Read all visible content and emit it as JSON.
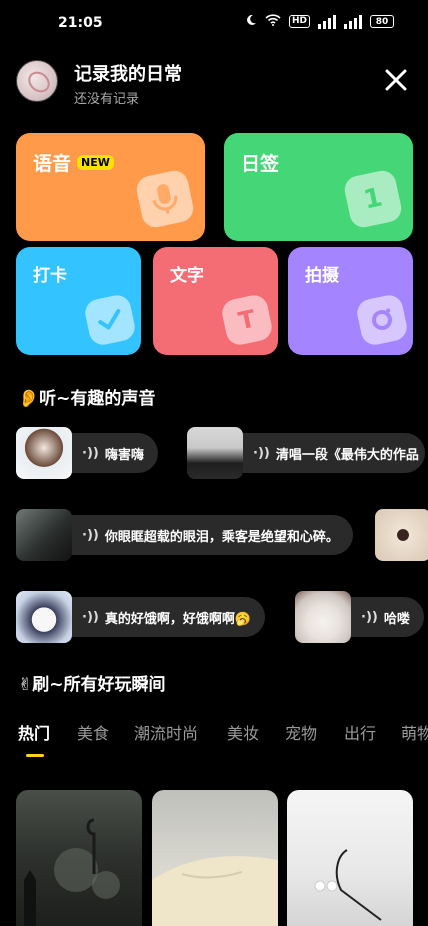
{
  "status": {
    "time": "21:05",
    "network": "HD",
    "battery": "80"
  },
  "header": {
    "title": "记录我的日常",
    "subtitle": "还没有记录"
  },
  "cards": {
    "voice": {
      "label": "语音",
      "badge": "NEW",
      "color": "#ff9a4a"
    },
    "sign": {
      "label": "日签",
      "icon_text": "1",
      "color": "#44d677"
    },
    "punch": {
      "label": "打卡",
      "color": "#33c4ff"
    },
    "text": {
      "label": "文字",
      "icon_text": "T",
      "color": "#f46c74"
    },
    "shoot": {
      "label": "拍摄",
      "color": "#a585ff"
    }
  },
  "listen_section": {
    "title": "👂听~有趣的声音"
  },
  "sounds": [
    {
      "text": "嗨害嗨"
    },
    {
      "text": "清唱一段《最伟大的作品"
    },
    {
      "text": "你眼眶超载的眼泪，乘客是绝望和心碎。"
    },
    {
      "text": "真的好饿啊，好饿啊啊🥱"
    },
    {
      "text": "哈喽"
    }
  ],
  "browse_section": {
    "title": "✌刷~所有好玩瞬间"
  },
  "tabs": [
    "热门",
    "美食",
    "潮流时尚",
    "美妆",
    "宠物",
    "出行",
    "萌物"
  ],
  "accent_color": "#ffd21e"
}
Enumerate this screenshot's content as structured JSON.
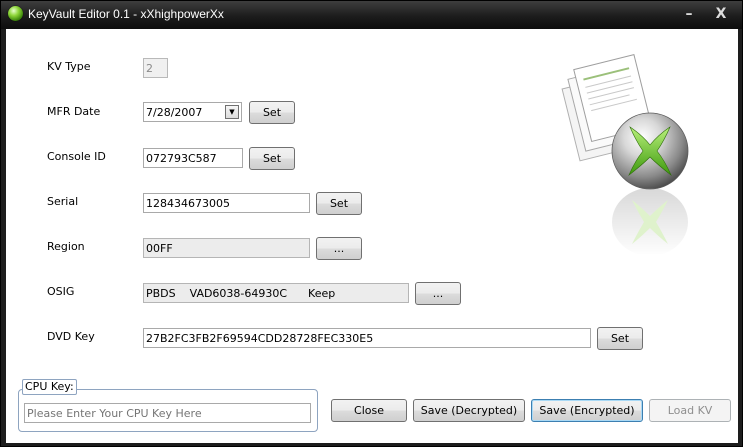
{
  "window": {
    "title": "KeyVault Editor 0.1 - xXhighpowerXx",
    "minimize_glyph": "–",
    "close_glyph": "X"
  },
  "form": {
    "kv_type": {
      "label": "KV Type",
      "value": "2"
    },
    "mfr_date": {
      "label": "MFR Date",
      "value": "7/28/2007",
      "button": "Set"
    },
    "console_id": {
      "label": "Console ID",
      "value": "072793C587",
      "button": "Set"
    },
    "serial": {
      "label": "Serial",
      "value": "128434673005",
      "button": "Set"
    },
    "region": {
      "label": "Region",
      "value": "00FF",
      "button": "..."
    },
    "osig": {
      "label": "OSIG",
      "value": "PBDS    VAD6038-64930C      Keep",
      "button": "..."
    },
    "dvd_key": {
      "label": "DVD Key",
      "value": "27B2FC3FB2F69594CDD28728FEC330E5",
      "button": "Set"
    }
  },
  "cpu_key": {
    "group_label": "CPU Key:",
    "placeholder": "Please Enter Your CPU Key Here"
  },
  "actions": {
    "close": "Close",
    "save_decrypted": "Save (Decrypted)",
    "save_encrypted": "Save (Encrypted)",
    "load_kv": "Load KV"
  },
  "icons": {
    "app": "xbox-orb-icon",
    "logo": "xbox-logo-with-documents"
  },
  "colors": {
    "titlebar": "#1c1c1c",
    "xbox_green": "#5dbb1e"
  }
}
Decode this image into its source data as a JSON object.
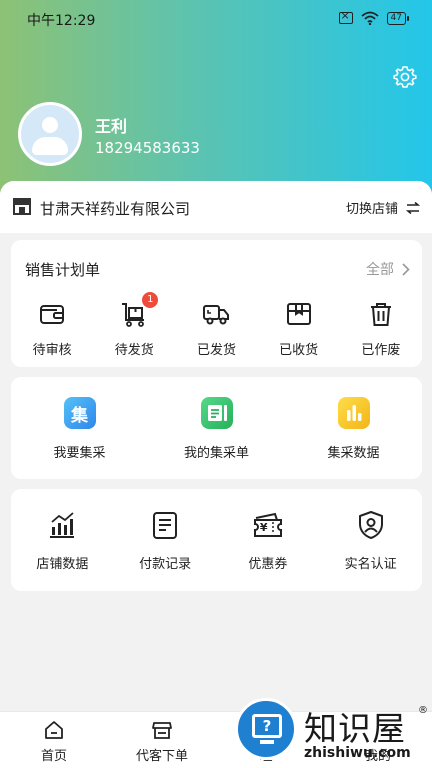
{
  "status_bar": {
    "time": "中午12:29",
    "battery": "47"
  },
  "user": {
    "name": "王利",
    "phone": "18294583633"
  },
  "store": {
    "name": "甘肃天祥药业有限公司",
    "switch_label": "切换店铺"
  },
  "orders": {
    "title": "销售计划单",
    "all_label": "全部",
    "items": [
      {
        "label": "待审核",
        "icon": "wallet-icon"
      },
      {
        "label": "待发货",
        "icon": "package-cart-icon",
        "badge": "1"
      },
      {
        "label": "已发货",
        "icon": "truck-icon"
      },
      {
        "label": "已收货",
        "icon": "box-icon"
      },
      {
        "label": "已作废",
        "icon": "trash-icon"
      }
    ]
  },
  "group_buy": {
    "items": [
      {
        "label": "我要集采",
        "icon_text": "集",
        "color": "#2f9cf0"
      },
      {
        "label": "我的集采单",
        "icon": "list-doc-icon",
        "color": "#34c46a"
      },
      {
        "label": "集采数据",
        "icon": "bar-chart-icon",
        "color": "#f5c525"
      }
    ]
  },
  "tools": {
    "items": [
      {
        "label": "店铺数据",
        "icon": "stats-icon"
      },
      {
        "label": "付款记录",
        "icon": "record-icon"
      },
      {
        "label": "优惠券",
        "icon": "coupon-icon",
        "icon_text": "¥"
      },
      {
        "label": "实名认证",
        "icon": "shield-user-icon"
      }
    ]
  },
  "bottom_nav": {
    "tabs": [
      {
        "label": "首页",
        "icon": "home-icon"
      },
      {
        "label": "代客下单",
        "icon": "shop-icon"
      },
      {
        "label": "理",
        "icon": ""
      },
      {
        "label": "我的",
        "icon": ""
      }
    ]
  },
  "watermark": {
    "text": "知识屋",
    "reg": "®",
    "url": "zhishiwu.com",
    "icon_text": "?"
  },
  "colors": {
    "gradient_start": "#8dc275",
    "gradient_end": "#23c6ea",
    "badge": "#ef4b3a",
    "watermark_blue": "#1f7fd1"
  }
}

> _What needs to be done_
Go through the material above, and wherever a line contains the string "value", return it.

> _Exercise result_
      "value": "2"
      "value": "7/28/2007",
      "value": "072793C587",
      "value": "128434673005",
      "value": "00FF",
      "value": "PBDS    VAD6038-64930C      Keep",
      "value": "27B2FC3FB2F69594CDD28728FEC330E5",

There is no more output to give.